- _Work to be completed_: This task calls for the complete listing below, reproduced exactly.

*** Dataset ***

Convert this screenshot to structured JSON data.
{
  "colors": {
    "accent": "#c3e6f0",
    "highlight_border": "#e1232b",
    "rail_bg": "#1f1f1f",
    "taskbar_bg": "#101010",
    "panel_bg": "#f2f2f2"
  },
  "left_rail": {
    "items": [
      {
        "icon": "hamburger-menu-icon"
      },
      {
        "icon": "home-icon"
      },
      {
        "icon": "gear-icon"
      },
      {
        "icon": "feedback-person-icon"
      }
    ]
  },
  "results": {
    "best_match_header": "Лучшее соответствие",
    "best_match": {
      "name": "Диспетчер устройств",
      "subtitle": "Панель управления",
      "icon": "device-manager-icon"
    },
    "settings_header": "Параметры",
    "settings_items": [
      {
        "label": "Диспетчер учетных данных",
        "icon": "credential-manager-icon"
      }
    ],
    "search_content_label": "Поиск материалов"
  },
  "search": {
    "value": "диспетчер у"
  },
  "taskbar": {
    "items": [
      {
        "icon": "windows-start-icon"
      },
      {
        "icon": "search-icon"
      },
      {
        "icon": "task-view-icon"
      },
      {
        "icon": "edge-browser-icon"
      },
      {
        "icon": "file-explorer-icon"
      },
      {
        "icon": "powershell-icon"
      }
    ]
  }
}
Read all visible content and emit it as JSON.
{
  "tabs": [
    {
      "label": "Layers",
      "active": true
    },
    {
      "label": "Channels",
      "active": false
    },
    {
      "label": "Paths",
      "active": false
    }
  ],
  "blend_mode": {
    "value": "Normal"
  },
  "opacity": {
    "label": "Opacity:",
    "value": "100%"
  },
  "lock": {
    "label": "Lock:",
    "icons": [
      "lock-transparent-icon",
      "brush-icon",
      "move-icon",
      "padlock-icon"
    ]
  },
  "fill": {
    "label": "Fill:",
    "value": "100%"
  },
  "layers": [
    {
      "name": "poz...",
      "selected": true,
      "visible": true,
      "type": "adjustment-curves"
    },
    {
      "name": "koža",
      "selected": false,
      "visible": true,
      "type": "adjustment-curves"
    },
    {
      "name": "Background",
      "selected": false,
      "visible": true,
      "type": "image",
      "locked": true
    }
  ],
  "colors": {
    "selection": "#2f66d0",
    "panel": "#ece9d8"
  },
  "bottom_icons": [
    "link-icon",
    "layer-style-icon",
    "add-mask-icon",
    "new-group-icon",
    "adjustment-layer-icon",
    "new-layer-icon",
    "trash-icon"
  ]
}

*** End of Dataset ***

- _Problem solution_:
Convert this screenshot to structured JSON data.
{
  "colors": {
    "accent": "#c3e6f0",
    "highlight_border": "#e1232b",
    "rail_bg": "#1f1f1f",
    "taskbar_bg": "#101010",
    "panel_bg": "#f2f2f2"
  },
  "left_rail": {
    "items": [
      {
        "icon": "hamburger-menu-icon"
      },
      {
        "icon": "home-icon"
      },
      {
        "icon": "gear-icon"
      },
      {
        "icon": "feedback-person-icon"
      }
    ]
  },
  "results": {
    "best_match_header": "Лучшее соответствие",
    "best_match": {
      "name": "Диспетчер устройств",
      "subtitle": "Панель управления",
      "icon": "device-manager-icon"
    },
    "settings_header": "Параметры",
    "settings_items": [
      {
        "label": "Диспетчер учетных данных",
        "icon": "credential-manager-icon"
      }
    ],
    "search_content_label": "Поиск материалов"
  },
  "search": {
    "value": "диспетчер у"
  },
  "taskbar": {
    "items": [
      {
        "icon": "windows-start-icon"
      },
      {
        "icon": "search-icon"
      },
      {
        "icon": "task-view-icon"
      },
      {
        "icon": "edge-browser-icon"
      },
      {
        "icon": "file-explorer-icon"
      },
      {
        "icon": "powershell-icon"
      }
    ]
  }
}
Read all visible content and emit it as JSON.
{
  "tabs": [
    {
      "label": "Layers",
      "active": true
    },
    {
      "label": "Channels",
      "active": false
    },
    {
      "label": "Paths",
      "active": false
    }
  ],
  "blend_mode": {
    "value": "Normal"
  },
  "opacity": {
    "label": "Opacity:",
    "value": "100%"
  },
  "lock": {
    "label": "Lock:",
    "icons": [
      "lock-transparent-icon",
      "brush-icon",
      "move-icon",
      "padlock-icon"
    ]
  },
  "fill": {
    "label": "Fill:",
    "value": "100%"
  },
  "layers": [
    {
      "name": "poz...",
      "selected": true,
      "visible": true,
      "type": "adjustment-curves"
    },
    {
      "name": "koža",
      "selected": false,
      "visible": true,
      "type": "adjustment-curves"
    },
    {
      "name": "Background",
      "selected": false,
      "visible": true,
      "type": "image",
      "locked": true
    }
  ],
  "colors": {
    "selection": "#2f66d0",
    "panel": "#ece9d8"
  },
  "bottom_icons": [
    "link-icon",
    "layer-style-icon",
    "add-mask-icon",
    "new-group-icon",
    "adjustment-layer-icon",
    "new-layer-icon",
    "trash-icon"
  ]
}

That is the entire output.